“FDA has approved a brand name change for the antidepressant Brintellix (vortioxetine) to decrease the risk of prescribing and dispensing errors resulting from name confusion with the blood-thinning medicine Brilinta (ticagrelor). The new brand name of the drug will be Trintellix, and it is expected to be available starting in June 2016. No other changes will be made to the label or packaging, and the medicine is exactly the same.
Because of the lag time associated with manufacturing bottles with the new brand name, health care professionals and patients may continue to see bottles labeled with the brand name Brintellix during the transition period.
In a July 2015 MedWatch Alert, FDA warned that name confusion between Brintellix and Brilinta had resulted in prescribing and dispensing errors since Brintellix was approved in September 2013. Due to continued reports of name confusion between the two medicines used for very different purposes, FDA worked with Brintellix manufacturer Takeda Pharmaceuticals to change the drug’s brand name.”
(Albany, NY: May 3, 2016)
The New York State Board of Medicine has announced a new literacy test for physicians seeking to practice medicine in New York State
Multiple Choice Test for Medical Licensure in the State of New York:
Select the correct answer from the four choices:
1) These two drug names start with the same three letters, which means they can be substituted freely for each other, like herceptin and heroin
2) These two drugs start with the same three letters, but otherwise are different
3) These are names of towns in upstate New York; each has a Post Office, an Arby’s, and a gas station. They are indistinguishable, and can be substituted freely for each other, like Utica and Ithaca
4) These two drug names are indistinguishable, so Brintellix should be given a new name–something like Trintellix, or maybe Toronto
Correct answer: #2
Licensure candidates who chose #1: the DEA has some questions to ask you
Licensure candidates who chose #3: Your medical malpractice coverage has been terminated
Licensure candidates who chose #4: the FDA has a career opportunity for you
Ed. Note: Takeda/Lundbeck have already had a hard enough time establishing/differentiating Brintellix, no thanks to the FDA, which went against the recommendations of its own AC in rejecting the Brintellix label-expansion application. Now they must, to some degree, start over. Isn’t it reasonable to expect physicians and pharmacists to be sufficiently attentive and literate that they can differentiate these two drug names? How dumbed-down does this system need to be?
Just as the May-June issue of NeuroPerspective was being released, the FDA granted approval to Acadia’s pimavanserin/Nuplazid, with the expected black box warning. While generally expected, it was still something of a relief to see the FDA follow through on its own stated willingness to grant approval based on one Phase III, and to see the Agency go along with the recommendation made by its own Advisory Committee.

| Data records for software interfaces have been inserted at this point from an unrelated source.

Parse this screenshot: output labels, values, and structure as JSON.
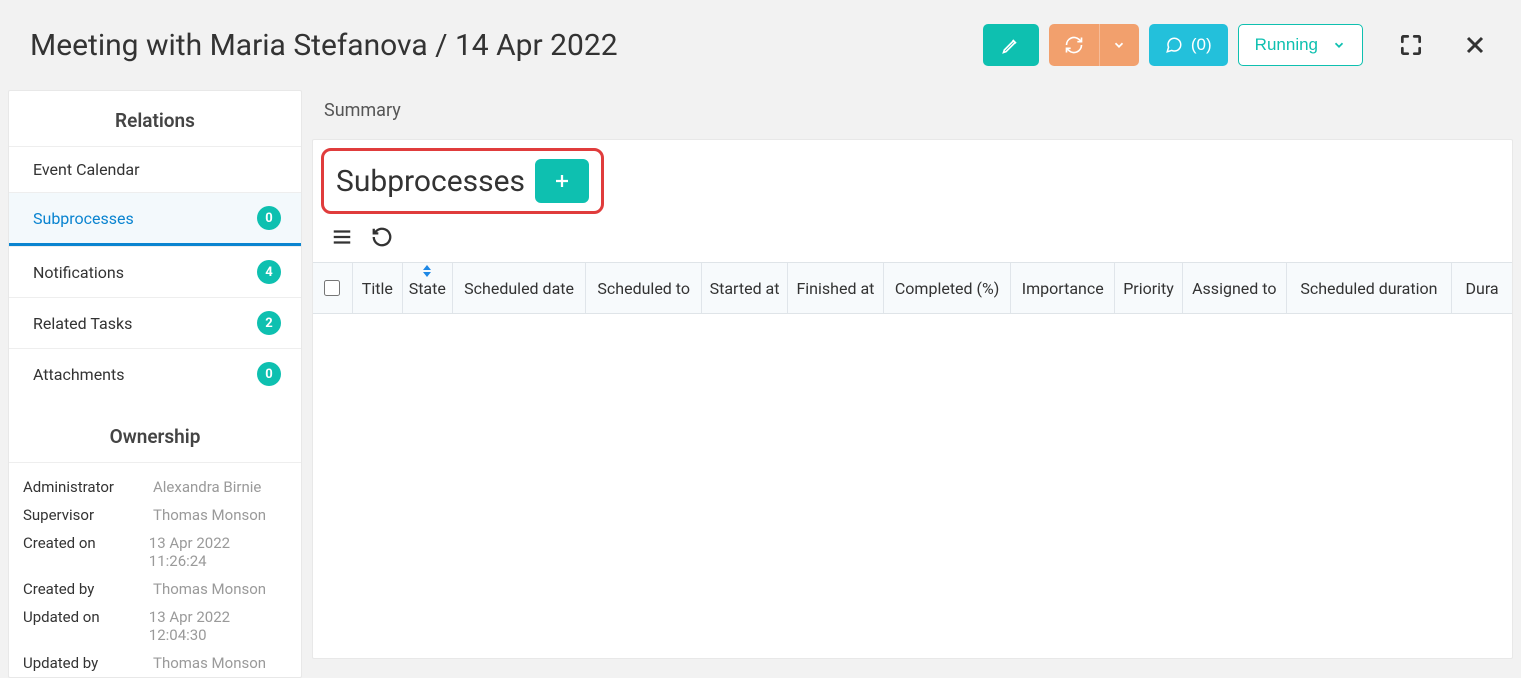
{
  "header": {
    "title": "Meeting with Maria Stefanova / 14 Apr 2022",
    "comments_label": "(0)",
    "status": {
      "label": "Running"
    }
  },
  "sidebar": {
    "relations_title": "Relations",
    "items": [
      {
        "label": "Event Calendar",
        "count": null
      },
      {
        "label": "Subprocesses",
        "count": "0",
        "active": true
      },
      {
        "label": "Notifications",
        "count": "4"
      },
      {
        "label": "Related Tasks",
        "count": "2"
      },
      {
        "label": "Attachments",
        "count": "0"
      }
    ],
    "ownership_title": "Ownership",
    "ownership": [
      {
        "label": "Administrator",
        "value": "Alexandra Birnie"
      },
      {
        "label": "Supervisor",
        "value": "Thomas Monson"
      },
      {
        "label": "Created on",
        "value": "13 Apr 2022 11:26:24"
      },
      {
        "label": "Created by",
        "value": "Thomas Monson"
      },
      {
        "label": "Updated on",
        "value": "13 Apr 2022 12:04:30"
      },
      {
        "label": "Updated by",
        "value": "Thomas Monson"
      }
    ]
  },
  "main": {
    "summary_label": "Summary",
    "section_title": "Subprocesses",
    "columns": [
      "Title",
      "State",
      "Scheduled date",
      "Scheduled to",
      "Started at",
      "Finished at",
      "Completed (%)",
      "Importance",
      "Priority",
      "Assigned to",
      "Scheduled duration",
      "Dura"
    ]
  },
  "colors": {
    "teal": "#0ec0b0",
    "orange": "#f2a06d",
    "cyan": "#23c0db",
    "highlight_red": "#e03c3c",
    "link_blue": "#0a84d0"
  }
}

This interrupts a sequence of ill-considered and/or ill-communicated decisions announced over the past two months, vis-a-vis Newron’s Xadago, Takeda/Lundbeck’s Brintellix, and Catalyst Pharma’s Firdapse.